I noticed the admiration and awe of his band as they strove to embrace his music. His lead guitarist lent forward towards Dylan at the keyboards as if to draw from his wisdom. His band did excellent work of expressing the songs.  

I could feel the reverence of the crowd at the front and this is serious business being a Dylan fan! Few are drinking. Most have travelled to many Dylan gigs and have seen him ten or twelve times at least. One fan beside me saw him in the 60s at the Edinburgh Playhouse when Dylan was 24 and had just gone rocky.  And yes he was seventy too, the same age as Dylan is now. 

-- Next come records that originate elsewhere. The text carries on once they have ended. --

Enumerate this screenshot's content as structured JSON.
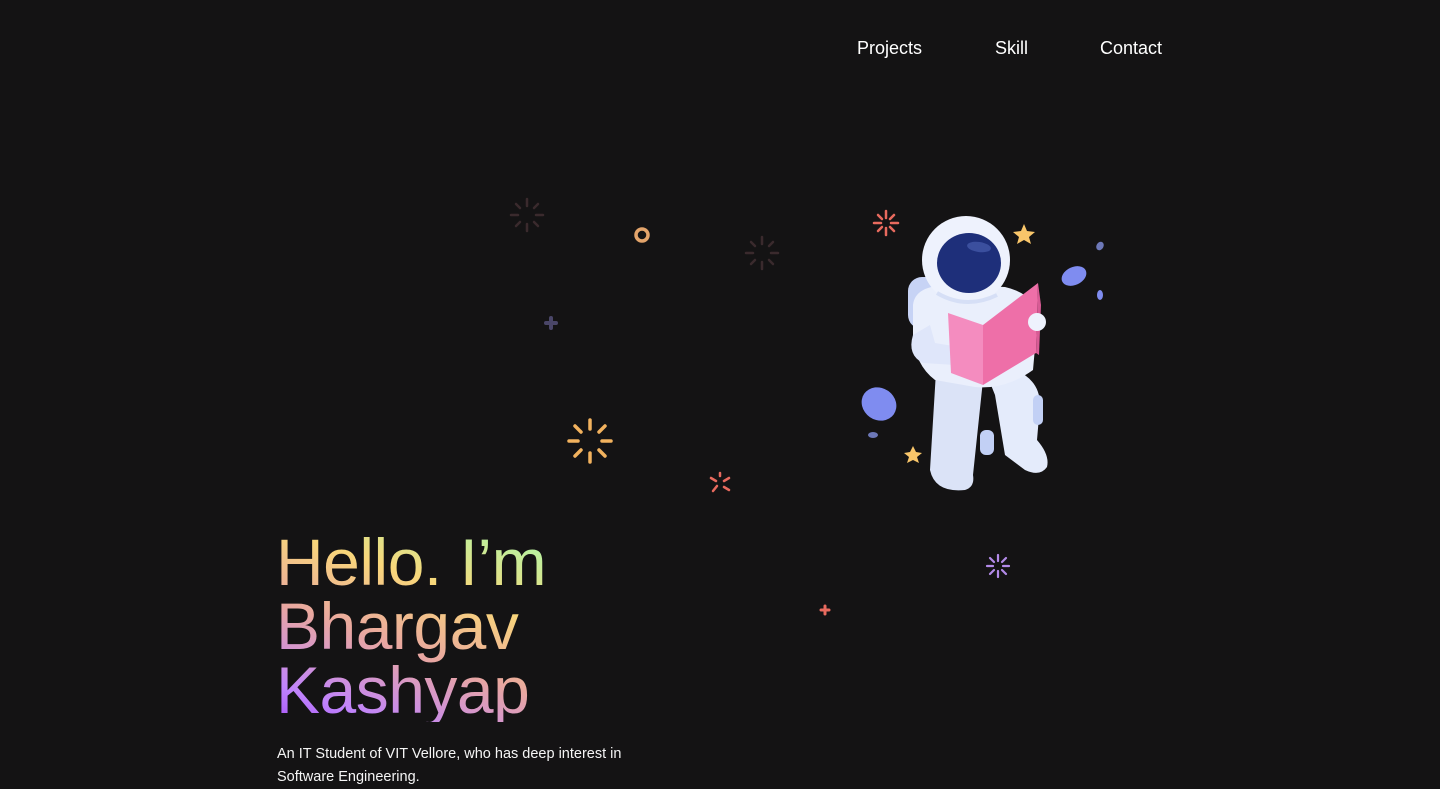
{
  "nav": {
    "items": [
      {
        "label": "Projects"
      },
      {
        "label": "Skill"
      },
      {
        "label": "Contact"
      }
    ]
  },
  "hero": {
    "title_lines": [
      "Hello. I’m",
      "Bhargav",
      "Kashyap"
    ],
    "tagline": "An IT Student of VIT Vellore, who has deep interest in Software Engineering."
  },
  "illustration": {
    "icon": "astronaut-reading-book-icon"
  },
  "colors": {
    "background": "#141314",
    "nav_text": "#ffffff",
    "astronaut_suit": "#e4ebfb",
    "visor": "#1e2f7a",
    "book": "#f07ab0",
    "star": "#f9c66a",
    "rock": "#7f8cf0"
  }
}
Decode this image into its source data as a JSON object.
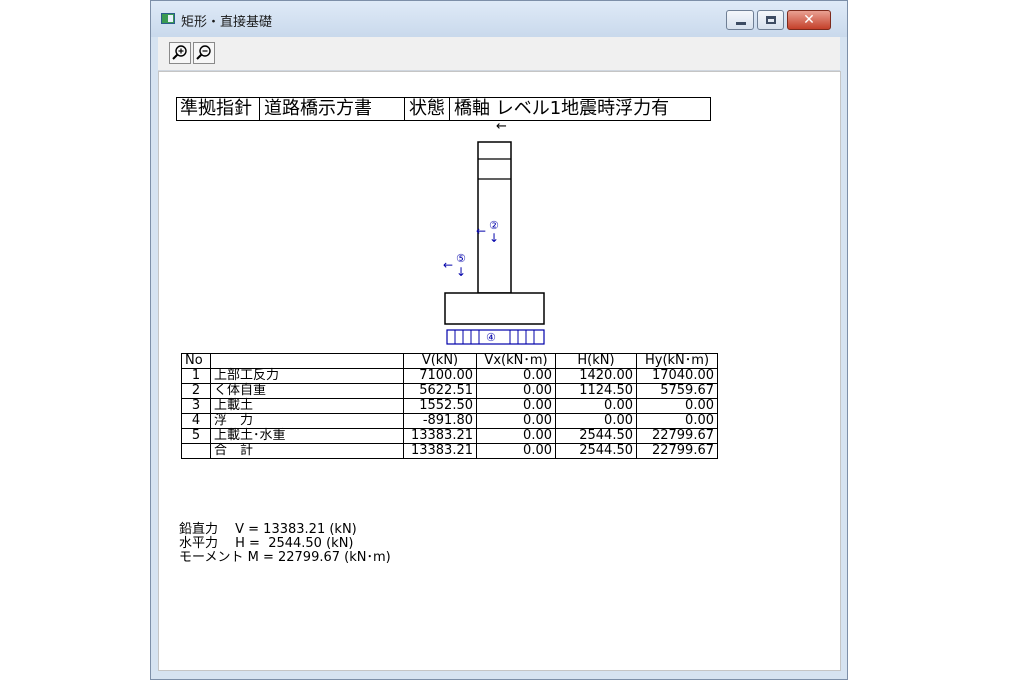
{
  "window": {
    "title": "矩形・直接基礎",
    "close_glyph": "✕"
  },
  "toolbar": {
    "zoom_in_label": "zoom-in",
    "zoom_out_label": "zoom-out"
  },
  "header": {
    "label1": "準拠指針",
    "value1": "道路橋示方書",
    "label2": "状態",
    "value2": "橋軸 レベル1地震時浮力有"
  },
  "diagram": {
    "markers": [
      {
        "symbol": "②",
        "arrow_h": "←",
        "arrow_v": "↓"
      },
      {
        "symbol": "⑤",
        "arrow_h": "←",
        "arrow_v": "↓"
      },
      {
        "symbol": "④"
      }
    ],
    "top_arrow": "←"
  },
  "table": {
    "columns": [
      "No",
      "",
      "V(kN)",
      "Vx(kN･m)",
      "H(kN)",
      "Hy(kN･m)"
    ],
    "rows": [
      {
        "no": "1",
        "name": "上部工反力",
        "v": "7100.00",
        "vx": "0.00",
        "h": "1420.00",
        "hy": "17040.00"
      },
      {
        "no": "2",
        "name": "く体自重",
        "v": "5622.51",
        "vx": "0.00",
        "h": "1124.50",
        "hy": "5759.67"
      },
      {
        "no": "3",
        "name": "上載土",
        "v": "1552.50",
        "vx": "0.00",
        "h": "0.00",
        "hy": "0.00"
      },
      {
        "no": "4",
        "name": "浮　力",
        "v": "-891.80",
        "vx": "0.00",
        "h": "0.00",
        "hy": "0.00"
      },
      {
        "no": "5",
        "name": "上載土･水重",
        "v": "13383.21",
        "vx": "0.00",
        "h": "2544.50",
        "hy": "22799.67"
      },
      {
        "no": "",
        "name": "合　計",
        "v": "13383.21",
        "vx": "0.00",
        "h": "2544.50",
        "hy": "22799.67"
      }
    ]
  },
  "summary": {
    "line1": "鉛直力　 V = 13383.21 (kN)",
    "line2": "水平力　 H =  2544.50 (kN)",
    "line3": "モーメント M = 22799.67 (kN･m)"
  }
}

Highlights Songs - Full Set List below. Songs: It Ain't Me Babe, Tangled Up in Blue, Simple Twist of Fate, Desolation Row. For his encore Dylan sang Like a Rolling Stone, and All Along The Watchtower. Mark Knopfler supported (think Dire Straits and Money for Nothing ) and he gave a very accomplished and uplifitng performance. I'm not sure what it is like supporting a master craftsman like Dylan and many artists of any calibre must feel second rate.


Dylan's songs and stories tell of the contradictions in life as they hit reality square in the face with his hard-hitting lyrics, voice and tunes. When he moved from Duluth Iowa to Greenwich village New York, Dylan soaked up many diverse influences for his music. Dylan has piercing eyes and a cracking, scorched voice just like the blues singer Robert Johnston he so admires.  


He takes us to the other side of his songs. Perhaps we hope he might take us to that promised land? Going to see Dylan live is like a pilgrimage and you meet many other dedicated disciples on the way there and on the way back. 


You either get Dylan or you don't - and you have to go to him he doesn't come to you. 


None of the usual descriptions can really apply to Dylan.  Music is his life.  How can I possibly write that his lyrics are colourful or deep when these words sound such simple clichés.  Dylan has opened my eyes, perhaps he shows us the promised land is possible. 


It is wonderful to be alive in the time of a poet like Bob Dylan.  A comment from Rab Noakes -

'I can't imagine my life without Dylan in it.'  Bob was on great form last night. Good-natured, good song-choices, good band especially Charlie Sexton.'